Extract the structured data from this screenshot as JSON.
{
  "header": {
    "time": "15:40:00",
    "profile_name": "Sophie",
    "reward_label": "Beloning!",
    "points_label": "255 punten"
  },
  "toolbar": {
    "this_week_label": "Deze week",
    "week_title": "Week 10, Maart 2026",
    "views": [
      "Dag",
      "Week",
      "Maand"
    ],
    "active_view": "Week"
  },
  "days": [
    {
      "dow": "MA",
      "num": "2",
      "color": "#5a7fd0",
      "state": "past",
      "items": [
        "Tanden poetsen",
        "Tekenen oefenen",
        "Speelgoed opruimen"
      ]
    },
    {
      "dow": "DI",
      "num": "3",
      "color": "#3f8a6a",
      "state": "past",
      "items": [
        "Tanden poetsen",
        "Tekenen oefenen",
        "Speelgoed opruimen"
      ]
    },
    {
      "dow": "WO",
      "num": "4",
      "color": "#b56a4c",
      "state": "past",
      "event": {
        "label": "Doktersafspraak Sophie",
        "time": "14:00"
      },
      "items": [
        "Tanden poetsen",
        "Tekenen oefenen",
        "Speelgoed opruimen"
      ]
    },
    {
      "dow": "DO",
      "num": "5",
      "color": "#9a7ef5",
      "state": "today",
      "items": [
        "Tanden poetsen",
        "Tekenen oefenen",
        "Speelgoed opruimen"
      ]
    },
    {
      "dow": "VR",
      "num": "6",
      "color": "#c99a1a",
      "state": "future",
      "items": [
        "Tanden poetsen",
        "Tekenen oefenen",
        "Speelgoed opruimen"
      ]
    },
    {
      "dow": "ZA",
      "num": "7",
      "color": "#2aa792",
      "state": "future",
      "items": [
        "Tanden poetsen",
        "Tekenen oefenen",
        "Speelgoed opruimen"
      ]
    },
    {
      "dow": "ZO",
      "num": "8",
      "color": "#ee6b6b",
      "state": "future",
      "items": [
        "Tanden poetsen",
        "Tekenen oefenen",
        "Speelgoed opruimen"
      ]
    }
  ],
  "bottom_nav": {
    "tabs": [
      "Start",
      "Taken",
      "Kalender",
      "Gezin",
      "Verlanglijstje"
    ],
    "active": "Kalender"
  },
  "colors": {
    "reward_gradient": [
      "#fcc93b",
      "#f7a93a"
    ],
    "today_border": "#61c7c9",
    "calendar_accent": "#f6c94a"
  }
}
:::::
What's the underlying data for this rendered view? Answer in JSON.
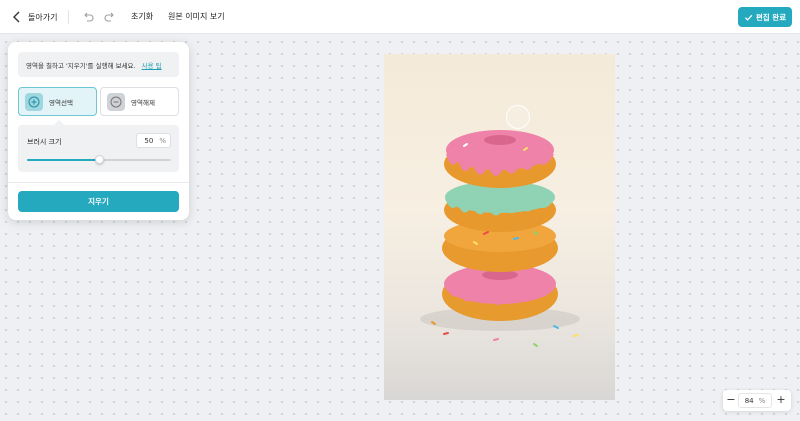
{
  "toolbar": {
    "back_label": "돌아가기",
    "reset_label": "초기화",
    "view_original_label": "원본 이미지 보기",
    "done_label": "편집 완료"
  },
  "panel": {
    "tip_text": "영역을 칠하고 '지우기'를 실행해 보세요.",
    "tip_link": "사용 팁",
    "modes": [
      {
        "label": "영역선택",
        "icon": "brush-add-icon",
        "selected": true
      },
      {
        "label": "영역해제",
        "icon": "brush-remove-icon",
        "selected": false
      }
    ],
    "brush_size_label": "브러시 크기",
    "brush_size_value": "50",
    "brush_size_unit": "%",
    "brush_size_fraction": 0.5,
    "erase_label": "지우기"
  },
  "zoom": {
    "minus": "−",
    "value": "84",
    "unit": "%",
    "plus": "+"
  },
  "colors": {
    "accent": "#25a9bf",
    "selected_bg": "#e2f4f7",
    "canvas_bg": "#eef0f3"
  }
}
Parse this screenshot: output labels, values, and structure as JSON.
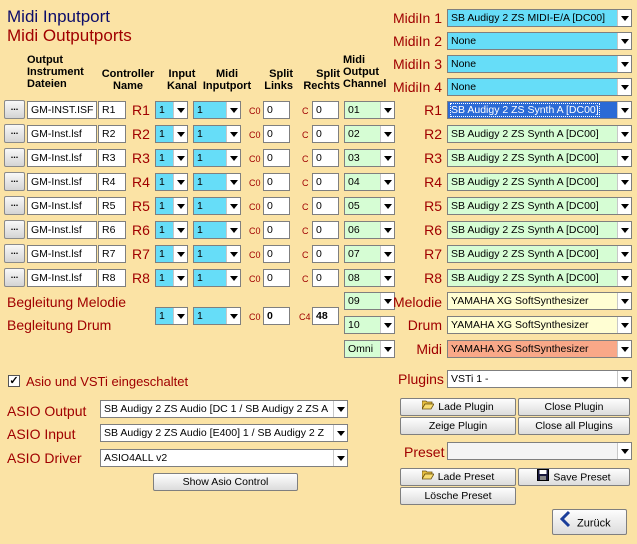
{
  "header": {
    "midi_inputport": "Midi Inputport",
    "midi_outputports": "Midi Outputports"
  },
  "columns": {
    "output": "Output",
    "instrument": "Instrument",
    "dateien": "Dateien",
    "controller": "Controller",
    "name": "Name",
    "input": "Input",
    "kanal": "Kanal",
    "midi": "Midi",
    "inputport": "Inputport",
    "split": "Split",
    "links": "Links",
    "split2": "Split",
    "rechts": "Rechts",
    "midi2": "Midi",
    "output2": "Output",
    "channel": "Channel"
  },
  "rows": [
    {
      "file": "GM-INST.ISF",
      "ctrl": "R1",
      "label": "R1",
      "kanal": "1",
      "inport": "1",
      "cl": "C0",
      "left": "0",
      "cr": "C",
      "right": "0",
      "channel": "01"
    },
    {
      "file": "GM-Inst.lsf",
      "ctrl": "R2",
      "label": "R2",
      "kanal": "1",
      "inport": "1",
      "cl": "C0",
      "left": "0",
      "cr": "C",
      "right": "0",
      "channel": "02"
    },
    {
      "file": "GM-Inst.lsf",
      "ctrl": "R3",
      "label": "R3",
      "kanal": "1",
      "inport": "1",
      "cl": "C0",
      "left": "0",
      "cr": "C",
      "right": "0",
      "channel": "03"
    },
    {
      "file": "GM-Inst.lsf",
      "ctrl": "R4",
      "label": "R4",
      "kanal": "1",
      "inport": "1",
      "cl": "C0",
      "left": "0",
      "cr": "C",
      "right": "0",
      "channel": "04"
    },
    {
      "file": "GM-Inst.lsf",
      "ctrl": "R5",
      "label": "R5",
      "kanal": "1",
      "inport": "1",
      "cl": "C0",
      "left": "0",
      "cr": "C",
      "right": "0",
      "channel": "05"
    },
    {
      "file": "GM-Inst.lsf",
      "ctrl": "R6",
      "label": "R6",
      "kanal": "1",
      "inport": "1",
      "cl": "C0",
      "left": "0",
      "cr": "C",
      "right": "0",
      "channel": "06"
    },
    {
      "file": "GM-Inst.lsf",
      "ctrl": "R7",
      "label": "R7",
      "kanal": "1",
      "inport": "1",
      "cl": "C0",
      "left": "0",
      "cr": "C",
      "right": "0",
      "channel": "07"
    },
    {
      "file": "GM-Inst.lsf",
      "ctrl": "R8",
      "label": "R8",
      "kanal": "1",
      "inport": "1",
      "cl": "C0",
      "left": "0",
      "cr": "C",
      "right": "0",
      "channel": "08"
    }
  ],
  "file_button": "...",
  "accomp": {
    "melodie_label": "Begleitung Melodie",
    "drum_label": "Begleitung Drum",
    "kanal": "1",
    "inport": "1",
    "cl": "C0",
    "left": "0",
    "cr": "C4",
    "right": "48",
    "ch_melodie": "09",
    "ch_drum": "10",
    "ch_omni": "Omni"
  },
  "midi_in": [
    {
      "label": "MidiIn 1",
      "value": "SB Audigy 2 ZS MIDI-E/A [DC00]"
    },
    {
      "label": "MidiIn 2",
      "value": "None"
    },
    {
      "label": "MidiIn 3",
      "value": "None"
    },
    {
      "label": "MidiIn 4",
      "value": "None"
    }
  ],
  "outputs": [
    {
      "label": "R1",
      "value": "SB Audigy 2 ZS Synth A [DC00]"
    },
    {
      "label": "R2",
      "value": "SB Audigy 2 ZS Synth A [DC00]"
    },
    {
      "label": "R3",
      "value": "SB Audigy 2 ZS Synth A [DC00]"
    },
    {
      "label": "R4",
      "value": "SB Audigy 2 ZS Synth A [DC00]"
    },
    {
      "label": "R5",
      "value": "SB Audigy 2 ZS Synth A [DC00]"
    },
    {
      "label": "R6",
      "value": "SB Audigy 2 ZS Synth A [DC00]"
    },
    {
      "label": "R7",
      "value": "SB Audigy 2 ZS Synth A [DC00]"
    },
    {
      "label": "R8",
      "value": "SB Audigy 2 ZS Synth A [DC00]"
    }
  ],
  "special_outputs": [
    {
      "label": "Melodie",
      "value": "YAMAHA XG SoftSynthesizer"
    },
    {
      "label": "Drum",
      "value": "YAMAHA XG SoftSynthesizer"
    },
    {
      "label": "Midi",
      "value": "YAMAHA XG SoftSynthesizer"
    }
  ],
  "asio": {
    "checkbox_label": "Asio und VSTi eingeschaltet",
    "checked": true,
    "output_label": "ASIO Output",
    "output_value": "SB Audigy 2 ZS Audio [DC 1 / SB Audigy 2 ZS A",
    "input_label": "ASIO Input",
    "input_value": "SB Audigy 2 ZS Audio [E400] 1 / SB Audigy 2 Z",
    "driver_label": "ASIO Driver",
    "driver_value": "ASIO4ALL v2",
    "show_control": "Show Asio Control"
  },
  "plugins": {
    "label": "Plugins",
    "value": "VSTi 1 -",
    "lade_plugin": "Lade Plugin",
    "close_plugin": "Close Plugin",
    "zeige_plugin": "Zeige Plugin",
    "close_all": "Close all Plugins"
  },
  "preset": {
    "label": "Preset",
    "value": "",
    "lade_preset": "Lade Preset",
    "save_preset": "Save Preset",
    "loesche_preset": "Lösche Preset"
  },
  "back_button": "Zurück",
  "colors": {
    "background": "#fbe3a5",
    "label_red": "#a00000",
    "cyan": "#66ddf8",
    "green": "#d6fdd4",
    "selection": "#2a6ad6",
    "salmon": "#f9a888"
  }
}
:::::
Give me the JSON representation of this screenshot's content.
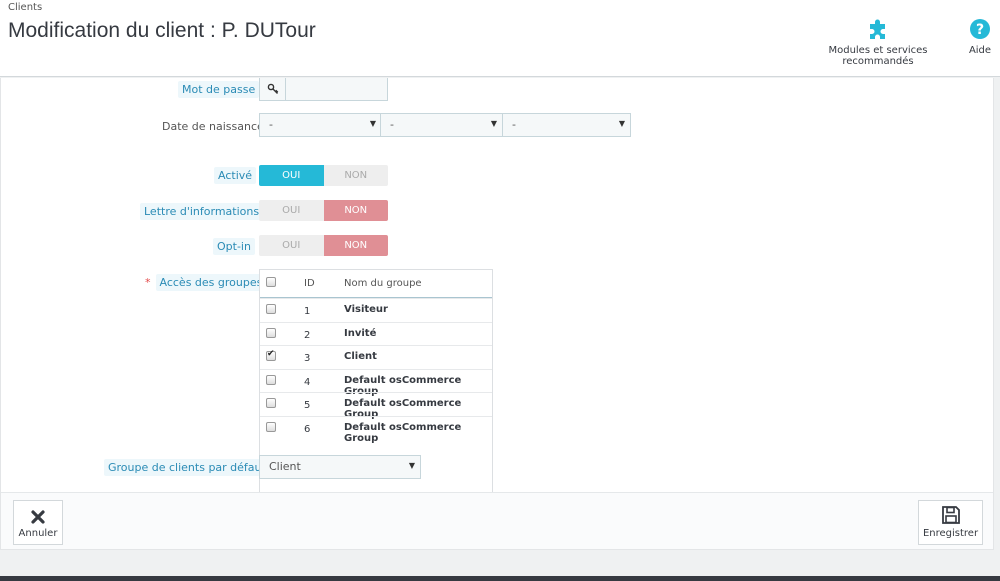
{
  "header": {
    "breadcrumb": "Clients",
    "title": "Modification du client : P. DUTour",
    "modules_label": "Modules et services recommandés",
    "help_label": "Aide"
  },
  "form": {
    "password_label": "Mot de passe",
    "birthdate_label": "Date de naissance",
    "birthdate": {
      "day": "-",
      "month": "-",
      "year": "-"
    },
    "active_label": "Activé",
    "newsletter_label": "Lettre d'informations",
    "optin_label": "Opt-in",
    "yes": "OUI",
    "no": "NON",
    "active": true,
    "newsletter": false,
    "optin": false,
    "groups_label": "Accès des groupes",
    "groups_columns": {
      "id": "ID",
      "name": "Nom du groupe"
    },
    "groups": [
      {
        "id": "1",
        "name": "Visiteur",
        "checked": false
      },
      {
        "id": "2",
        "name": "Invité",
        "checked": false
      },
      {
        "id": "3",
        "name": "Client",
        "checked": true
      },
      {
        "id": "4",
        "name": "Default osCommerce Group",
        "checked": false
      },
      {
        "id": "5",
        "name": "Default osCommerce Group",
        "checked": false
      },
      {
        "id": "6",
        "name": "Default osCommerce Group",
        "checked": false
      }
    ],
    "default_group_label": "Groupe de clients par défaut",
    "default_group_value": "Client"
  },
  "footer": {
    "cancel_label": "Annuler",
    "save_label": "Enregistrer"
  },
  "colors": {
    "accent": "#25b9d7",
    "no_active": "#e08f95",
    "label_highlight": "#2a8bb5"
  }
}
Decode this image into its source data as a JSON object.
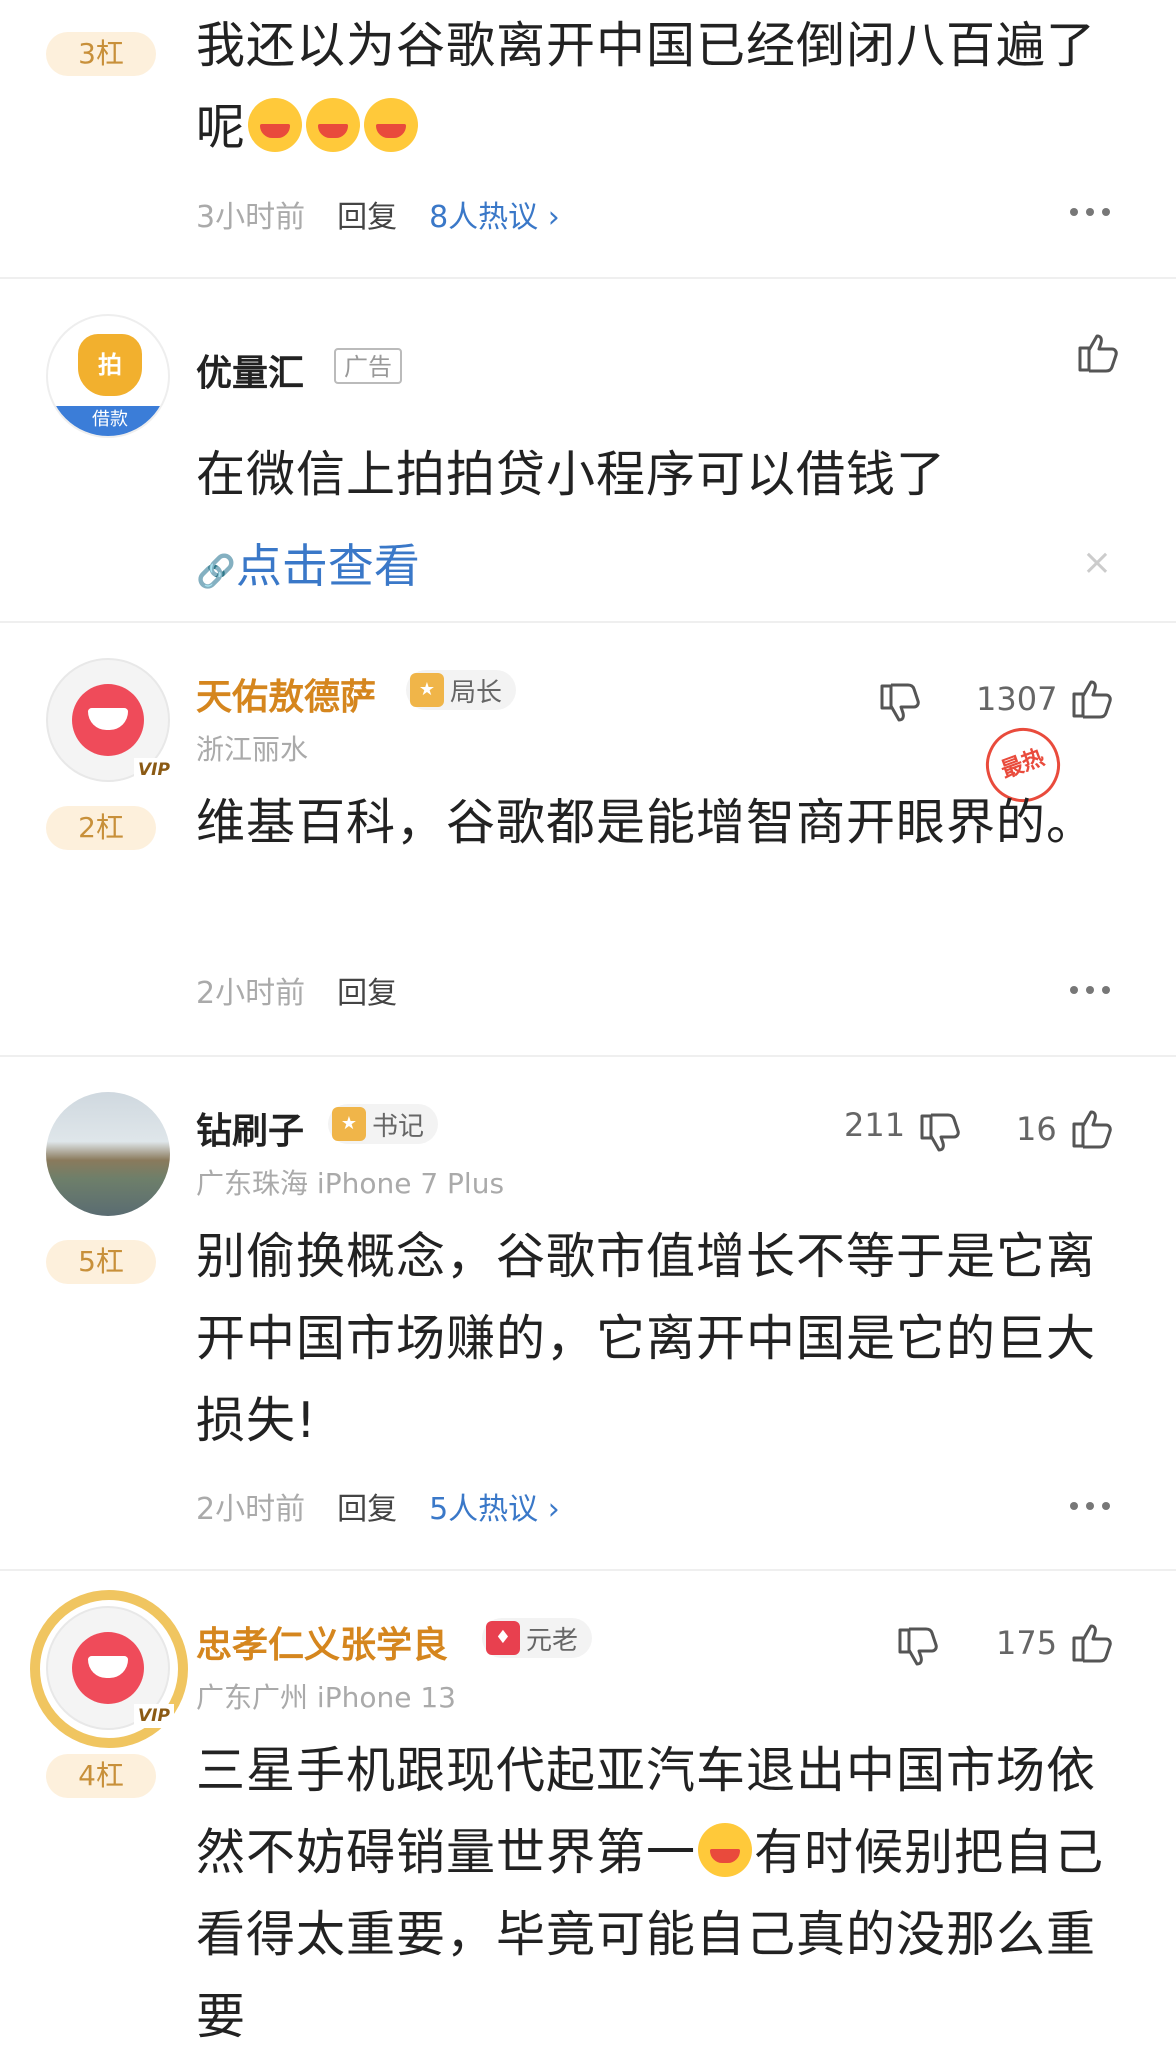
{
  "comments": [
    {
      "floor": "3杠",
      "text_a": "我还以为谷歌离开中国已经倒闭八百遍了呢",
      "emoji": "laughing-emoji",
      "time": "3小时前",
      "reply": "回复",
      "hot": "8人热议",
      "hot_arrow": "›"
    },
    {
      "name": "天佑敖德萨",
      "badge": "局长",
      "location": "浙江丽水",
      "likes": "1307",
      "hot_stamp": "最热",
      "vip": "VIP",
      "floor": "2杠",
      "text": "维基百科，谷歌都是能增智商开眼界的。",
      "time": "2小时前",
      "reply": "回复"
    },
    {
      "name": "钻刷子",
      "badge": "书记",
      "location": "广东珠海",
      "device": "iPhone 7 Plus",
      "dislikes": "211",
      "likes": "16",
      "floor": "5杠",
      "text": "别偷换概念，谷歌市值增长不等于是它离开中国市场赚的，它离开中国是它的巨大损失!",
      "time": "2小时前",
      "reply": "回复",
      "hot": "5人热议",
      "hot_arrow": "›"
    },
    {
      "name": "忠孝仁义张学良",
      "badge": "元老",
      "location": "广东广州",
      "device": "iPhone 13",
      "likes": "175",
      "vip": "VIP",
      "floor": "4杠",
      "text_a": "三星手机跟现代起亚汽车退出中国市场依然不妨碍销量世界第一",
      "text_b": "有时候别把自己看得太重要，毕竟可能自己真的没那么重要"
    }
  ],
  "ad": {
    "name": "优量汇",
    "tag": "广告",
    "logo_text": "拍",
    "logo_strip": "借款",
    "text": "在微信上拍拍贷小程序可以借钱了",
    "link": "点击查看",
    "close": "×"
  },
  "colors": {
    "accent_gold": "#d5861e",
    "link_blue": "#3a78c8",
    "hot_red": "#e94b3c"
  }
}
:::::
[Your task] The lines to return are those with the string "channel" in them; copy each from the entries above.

[Written response]
    "channel": "Channel"
      "channel": "01"
      "channel": "02"
      "channel": "03"
      "channel": "04"
      "channel": "05"
      "channel": "06"
      "channel": "07"
      "channel": "08"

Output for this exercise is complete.